**Task description**
The entries shown below are to be printed in full, unaltered.

**Provided data**
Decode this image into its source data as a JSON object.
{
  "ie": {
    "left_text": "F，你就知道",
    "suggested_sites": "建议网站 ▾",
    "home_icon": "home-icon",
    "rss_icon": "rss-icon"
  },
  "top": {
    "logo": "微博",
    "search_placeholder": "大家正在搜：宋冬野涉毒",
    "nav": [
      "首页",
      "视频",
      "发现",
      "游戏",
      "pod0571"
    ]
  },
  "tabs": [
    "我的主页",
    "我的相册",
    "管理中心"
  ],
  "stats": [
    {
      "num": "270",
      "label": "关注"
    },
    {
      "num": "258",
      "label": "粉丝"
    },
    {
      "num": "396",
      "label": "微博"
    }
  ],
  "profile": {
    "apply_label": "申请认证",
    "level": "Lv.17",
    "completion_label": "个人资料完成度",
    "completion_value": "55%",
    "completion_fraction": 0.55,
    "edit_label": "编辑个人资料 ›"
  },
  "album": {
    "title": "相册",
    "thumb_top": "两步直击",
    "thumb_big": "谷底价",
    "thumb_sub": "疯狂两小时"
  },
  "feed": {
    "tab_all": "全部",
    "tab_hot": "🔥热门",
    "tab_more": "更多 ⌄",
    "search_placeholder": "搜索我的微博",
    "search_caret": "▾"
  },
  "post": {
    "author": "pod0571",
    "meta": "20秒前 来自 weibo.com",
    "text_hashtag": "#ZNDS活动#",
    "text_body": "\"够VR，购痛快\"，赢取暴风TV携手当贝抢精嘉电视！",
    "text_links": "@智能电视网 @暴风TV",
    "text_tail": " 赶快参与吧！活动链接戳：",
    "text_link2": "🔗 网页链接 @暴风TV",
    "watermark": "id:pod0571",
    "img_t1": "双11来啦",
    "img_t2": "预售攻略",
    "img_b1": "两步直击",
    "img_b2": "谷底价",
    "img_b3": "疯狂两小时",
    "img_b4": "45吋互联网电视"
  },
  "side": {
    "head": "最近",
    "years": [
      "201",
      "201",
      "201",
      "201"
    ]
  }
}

**Answer box**
Decode this image into its source data as a JSON object.
{
  "ie": {
    "left_text": "F，你就知道",
    "suggested_sites": "建议网站 ▾",
    "home_icon": "home-icon",
    "rss_icon": "rss-icon"
  },
  "top": {
    "logo": "微博",
    "search_placeholder": "大家正在搜：宋冬野涉毒",
    "nav": [
      "首页",
      "视频",
      "发现",
      "游戏",
      "pod0571"
    ]
  },
  "tabs": [
    "我的主页",
    "我的相册",
    "管理中心"
  ],
  "stats": [
    {
      "num": "270",
      "label": "关注"
    },
    {
      "num": "258",
      "label": "粉丝"
    },
    {
      "num": "396",
      "label": "微博"
    }
  ],
  "profile": {
    "apply_label": "申请认证",
    "level": "Lv.17",
    "completion_label": "个人资料完成度",
    "completion_value": "55%",
    "completion_fraction": 0.55,
    "edit_label": "编辑个人资料 ›"
  },
  "album": {
    "title": "相册",
    "thumb_top": "两步直击",
    "thumb_big": "谷底价",
    "thumb_sub": "疯狂两小时"
  },
  "feed": {
    "tab_all": "全部",
    "tab_hot": "🔥热门",
    "tab_more": "更多 ⌄",
    "search_placeholder": "搜索我的微博",
    "search_caret": "▾"
  },
  "post": {
    "author": "pod0571",
    "meta": "20秒前 来自 weibo.com",
    "text_hashtag": "#ZNDS活动#",
    "text_body": "\"够VR，购痛快\"，赢取暴风TV携手当贝抢精嘉电视！",
    "text_links": "@智能电视网 @暴风TV",
    "text_tail": " 赶快参与吧！活动链接戳：",
    "text_link2": "🔗 网页链接 @暴风TV",
    "watermark": "id:pod0571",
    "img_t1": "双11来啦",
    "img_t2": "预售攻略",
    "img_b1": "两步直击",
    "img_b2": "谷底价",
    "img_b3": "疯狂两小时",
    "img_b4": "45吋互联网电视"
  },
  "side": {
    "head": "最近",
    "years": [
      "201",
      "201",
      "201",
      "201"
    ]
  }
}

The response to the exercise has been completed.